> The task: What you return should be the entries, unchanged, without their pictures.

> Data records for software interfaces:
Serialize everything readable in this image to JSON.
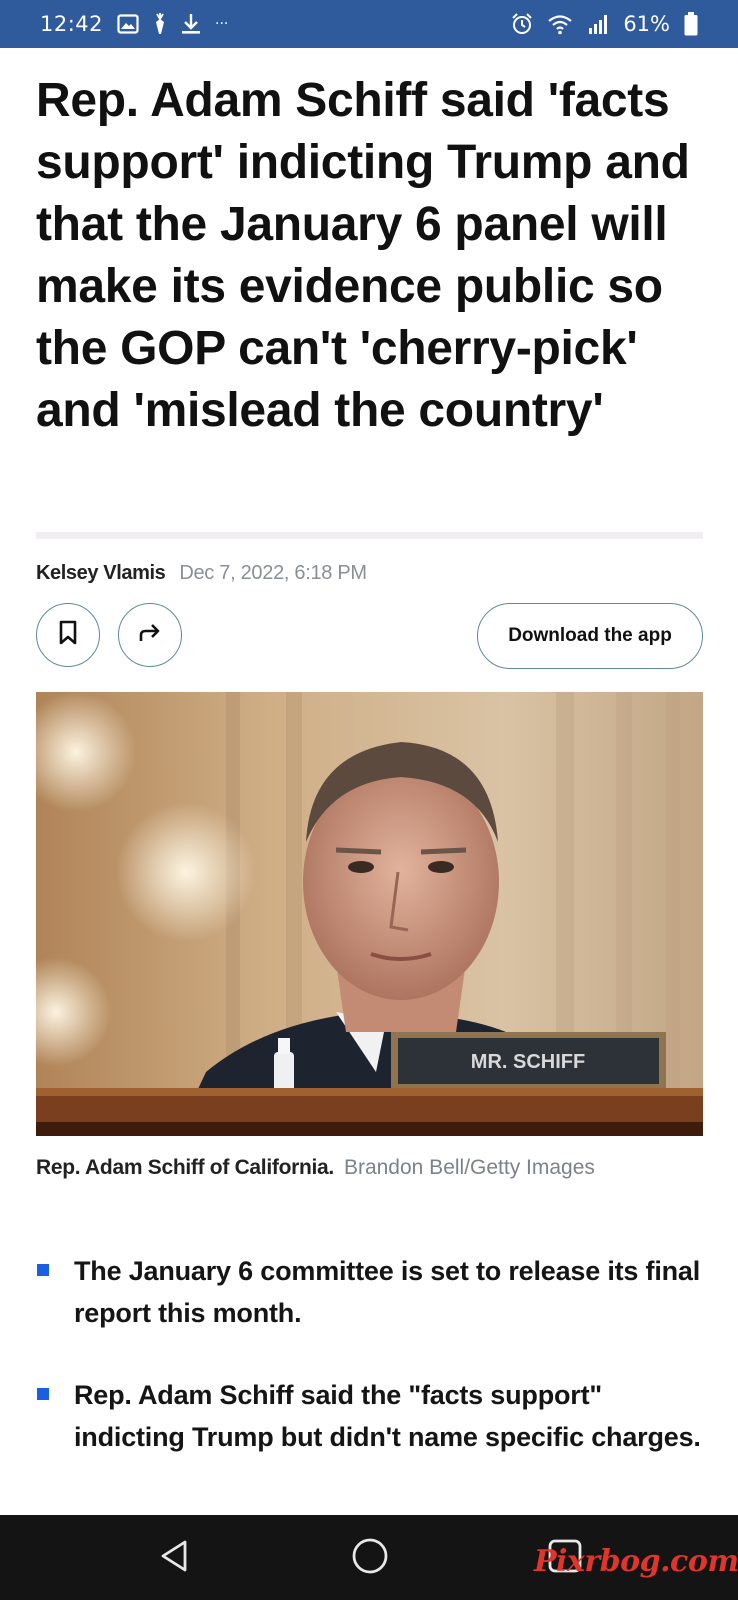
{
  "status_bar": {
    "time": "12:42",
    "battery": "61%",
    "left_icons": [
      "gallery-icon",
      "carrot-icon",
      "download-icon",
      "more-dots-icon"
    ],
    "right_icons": [
      "alarm-icon",
      "wifi-icon",
      "signal-icon",
      "battery-icon"
    ],
    "more": "···"
  },
  "article": {
    "headline": "Rep. Adam Schiff said 'facts support' indicting Trump and that the January 6 panel will make its evidence public so the GOP can't 'cherry-pick' and 'mislead the country'",
    "author": "Kelsey Vlamis",
    "date": "Dec 7, 2022, 6:18 PM",
    "download_label": "Download the app",
    "nameplate": "MR. SCHIFF",
    "caption": "Rep. Adam Schiff of California.",
    "credit": "Brandon Bell/Getty Images",
    "bullets": [
      "The January 6 committee is set to release its final report this month.",
      "Rep. Adam Schiff said the \"facts support\" indicting Trump but didn't name specific charges."
    ],
    "accent_color": "#1a5fe0"
  },
  "nav_bar": {
    "buttons": [
      "back-icon",
      "home-icon",
      "recents-icon"
    ]
  },
  "watermark": "Pixrbog.com",
  "colors": {
    "status_bar": "#2f5a9c",
    "nav_bar": "#141414",
    "button_border": "#5e8a99",
    "date_text": "#8a8f96",
    "watermark": "#e0352b"
  }
}
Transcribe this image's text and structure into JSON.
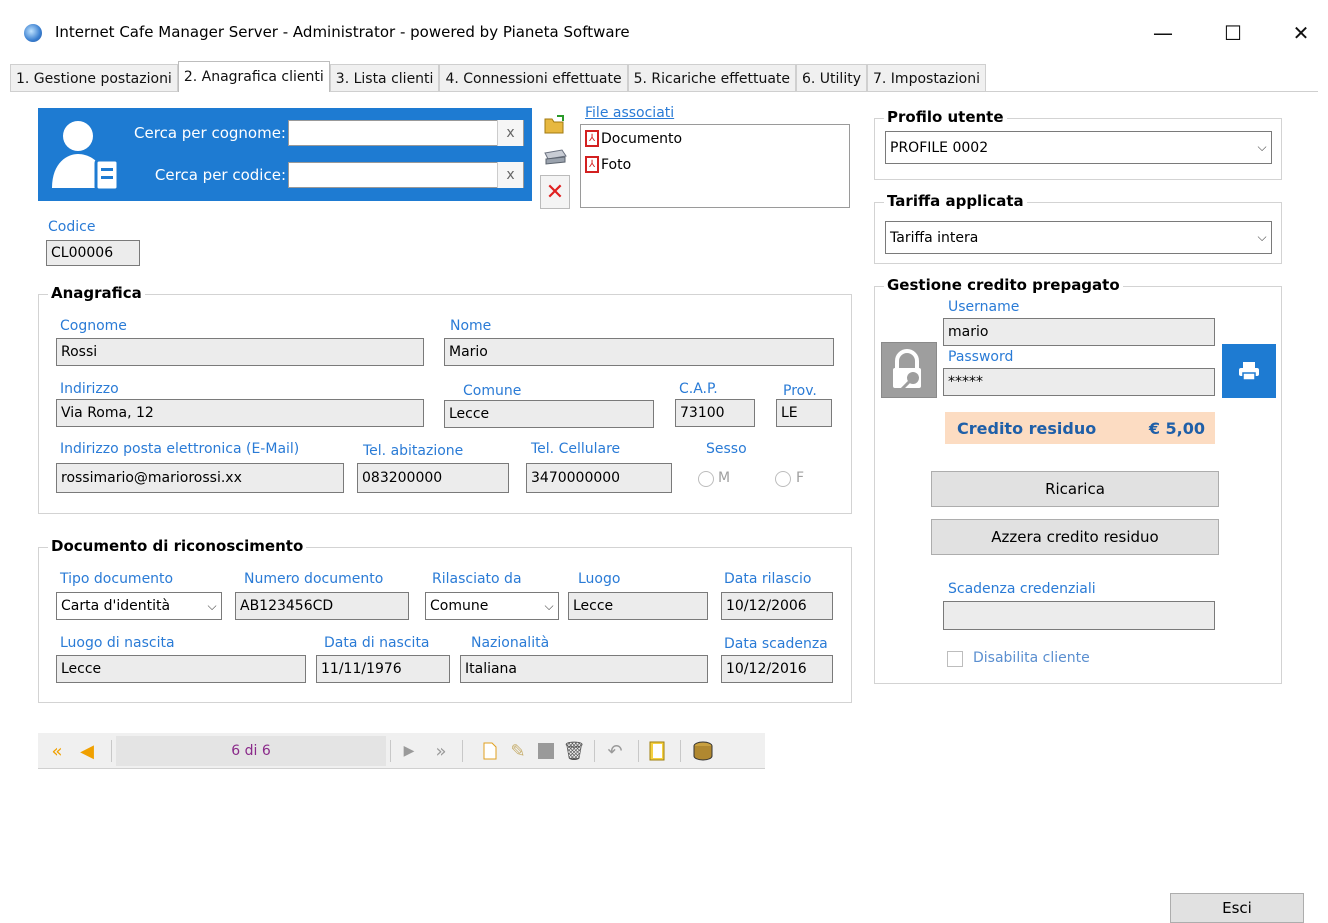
{
  "window": {
    "title": "Internet Cafe Manager Server - Administrator - powered by Pianeta Software",
    "minimize": "—",
    "maximize": "☐",
    "close": "✕"
  },
  "tabs": [
    {
      "label": "1. Gestione postazioni"
    },
    {
      "label": "2. Anagrafica clienti"
    },
    {
      "label": "3. Lista clienti"
    },
    {
      "label": "4. Connessioni effettuate"
    },
    {
      "label": "5. Ricariche effettuate"
    },
    {
      "label": "6. Utility"
    },
    {
      "label": "7. Impostazioni"
    }
  ],
  "search": {
    "by_surname_label": "Cerca per cognome:",
    "by_surname_value": "",
    "by_code_label": "Cerca per codice:",
    "by_code_value": "",
    "clear_symbol": "x"
  },
  "files": {
    "label": "File associati",
    "items": [
      {
        "name": "Documento"
      },
      {
        "name": "Foto"
      }
    ]
  },
  "codice": {
    "label": "Codice",
    "value": "CL00006"
  },
  "anagrafica": {
    "title": "Anagrafica",
    "cognome": {
      "label": "Cognome",
      "value": "Rossi"
    },
    "nome": {
      "label": "Nome",
      "value": "Mario"
    },
    "indirizzo": {
      "label": "Indirizzo",
      "value": "Via Roma, 12"
    },
    "comune": {
      "label": "Comune",
      "value": "Lecce"
    },
    "cap": {
      "label": "C.A.P.",
      "value": "73100"
    },
    "prov": {
      "label": "Prov.",
      "value": "LE"
    },
    "email": {
      "label": "Indirizzo posta elettronica (E-Mail)",
      "value": "rossimario@mariorossi.xx"
    },
    "tel_abitazione": {
      "label": "Tel. abitazione",
      "value": "083200000"
    },
    "tel_cellulare": {
      "label": "Tel. Cellulare",
      "value": "3470000000"
    },
    "sesso": {
      "label": "Sesso",
      "m": "M",
      "f": "F"
    }
  },
  "documento": {
    "title": "Documento di riconoscimento",
    "tipo": {
      "label": "Tipo documento",
      "value": "Carta d'identità"
    },
    "numero": {
      "label": "Numero documento",
      "value": "AB123456CD"
    },
    "rilasciato": {
      "label": "Rilasciato da",
      "value": "Comune"
    },
    "luogo": {
      "label": "Luogo",
      "value": "Lecce"
    },
    "data_rilascio": {
      "label": "Data rilascio",
      "value": "10/12/2006"
    },
    "luogo_nascita": {
      "label": "Luogo di nascita",
      "value": "Lecce"
    },
    "data_nascita": {
      "label": "Data di nascita",
      "value": "11/11/1976"
    },
    "nazionalita": {
      "label": "Nazionalità",
      "value": "Italiana"
    },
    "data_scadenza": {
      "label": "Data scadenza",
      "value": "10/12/2016"
    }
  },
  "profilo": {
    "title": "Profilo utente",
    "value": "PROFILE 0002"
  },
  "tariffa": {
    "title": "Tariffa applicata",
    "value": "Tariffa intera"
  },
  "credito": {
    "title": "Gestione credito prepagato",
    "username_label": "Username",
    "username": "mario",
    "password_label": "Password",
    "password": "*****",
    "residuo_label": "Credito residuo",
    "residuo_value": "€ 5,00",
    "ricarica_btn": "Ricarica",
    "azzera_btn": "Azzera credito residuo",
    "scadenza_label": "Scadenza credenziali",
    "scadenza_value": "",
    "disabilita_label": "Disabilita cliente"
  },
  "navigator": {
    "position": "6 di 6"
  },
  "esci_btn": "Esci"
}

> Task solution:
Serialize everything readable in this image to JSON.
{
  "status_bar": {
    "time": "12:42",
    "battery": "61%",
    "left_icons": [
      "gallery-icon",
      "carrot-icon",
      "download-icon",
      "more-dots-icon"
    ],
    "right_icons": [
      "alarm-icon",
      "wifi-icon",
      "signal-icon",
      "battery-icon"
    ],
    "more": "···"
  },
  "article": {
    "headline": "Rep. Adam Schiff said 'facts support' indicting Trump and that the January 6 panel will make its evidence public so the GOP can't 'cherry-pick' and 'mislead the country'",
    "author": "Kelsey Vlamis",
    "date": "Dec 7, 2022, 6:18 PM",
    "download_label": "Download the app",
    "nameplate": "MR. SCHIFF",
    "caption": "Rep. Adam Schiff of California.",
    "credit": "Brandon Bell/Getty Images",
    "bullets": [
      "The January 6 committee is set to release its final report this month.",
      "Rep. Adam Schiff said the \"facts support\" indicting Trump but didn't name specific charges."
    ],
    "accent_color": "#1a5fe0"
  },
  "nav_bar": {
    "buttons": [
      "back-icon",
      "home-icon",
      "recents-icon"
    ]
  },
  "watermark": "Pixrbog.com",
  "colors": {
    "status_bar": "#2f5a9c",
    "nav_bar": "#141414",
    "button_border": "#5e8a99",
    "date_text": "#8a8f96",
    "watermark": "#e0352b"
  }
}
Transcribe this image's text and structure into JSON.
{
  "window": {
    "title": "Internet Cafe Manager Server - Administrator - powered by Pianeta Software",
    "minimize": "—",
    "maximize": "☐",
    "close": "✕"
  },
  "tabs": [
    {
      "label": "1. Gestione postazioni"
    },
    {
      "label": "2. Anagrafica clienti"
    },
    {
      "label": "3. Lista clienti"
    },
    {
      "label": "4. Connessioni effettuate"
    },
    {
      "label": "5. Ricariche effettuate"
    },
    {
      "label": "6. Utility"
    },
    {
      "label": "7. Impostazioni"
    }
  ],
  "search": {
    "by_surname_label": "Cerca per cognome:",
    "by_surname_value": "",
    "by_code_label": "Cerca per codice:",
    "by_code_value": "",
    "clear_symbol": "x"
  },
  "files": {
    "label": "File associati",
    "items": [
      {
        "name": "Documento"
      },
      {
        "name": "Foto"
      }
    ]
  },
  "codice": {
    "label": "Codice",
    "value": "CL00006"
  },
  "anagrafica": {
    "title": "Anagrafica",
    "cognome": {
      "label": "Cognome",
      "value": "Rossi"
    },
    "nome": {
      "label": "Nome",
      "value": "Mario"
    },
    "indirizzo": {
      "label": "Indirizzo",
      "value": "Via Roma, 12"
    },
    "comune": {
      "label": "Comune",
      "value": "Lecce"
    },
    "cap": {
      "label": "C.A.P.",
      "value": "73100"
    },
    "prov": {
      "label": "Prov.",
      "value": "LE"
    },
    "email": {
      "label": "Indirizzo posta elettronica (E-Mail)",
      "value": "rossimario@mariorossi.xx"
    },
    "tel_abitazione": {
      "label": "Tel. abitazione",
      "value": "083200000"
    },
    "tel_cellulare": {
      "label": "Tel. Cellulare",
      "value": "3470000000"
    },
    "sesso": {
      "label": "Sesso",
      "m": "M",
      "f": "F"
    }
  },
  "documento": {
    "title": "Documento di riconoscimento",
    "tipo": {
      "label": "Tipo documento",
      "value": "Carta d'identità"
    },
    "numero": {
      "label": "Numero documento",
      "value": "AB123456CD"
    },
    "rilasciato": {
      "label": "Rilasciato da",
      "value": "Comune"
    },
    "luogo": {
      "label": "Luogo",
      "value": "Lecce"
    },
    "data_rilascio": {
      "label": "Data rilascio",
      "value": "10/12/2006"
    },
    "luogo_nascita": {
      "label": "Luogo di nascita",
      "value": "Lecce"
    },
    "data_nascita": {
      "label": "Data di nascita",
      "value": "11/11/1976"
    },
    "nazionalita": {
      "label": "Nazionalità",
      "value": "Italiana"
    },
    "data_scadenza": {
      "label": "Data scadenza",
      "value": "10/12/2016"
    }
  },
  "profilo": {
    "title": "Profilo utente",
    "value": "PROFILE 0002"
  },
  "tariffa": {
    "title": "Tariffa applicata",
    "value": "Tariffa intera"
  },
  "credito": {
    "title": "Gestione credito prepagato",
    "username_label": "Username",
    "username": "mario",
    "password_label": "Password",
    "password": "*****",
    "residuo_label": "Credito residuo",
    "residuo_value": "€ 5,00",
    "ricarica_btn": "Ricarica",
    "azzera_btn": "Azzera credito residuo",
    "scadenza_label": "Scadenza credenziali",
    "scadenza_value": "",
    "disabilita_label": "Disabilita cliente"
  },
  "navigator": {
    "position": "6 di 6"
  },
  "esci_btn": "Esci"
}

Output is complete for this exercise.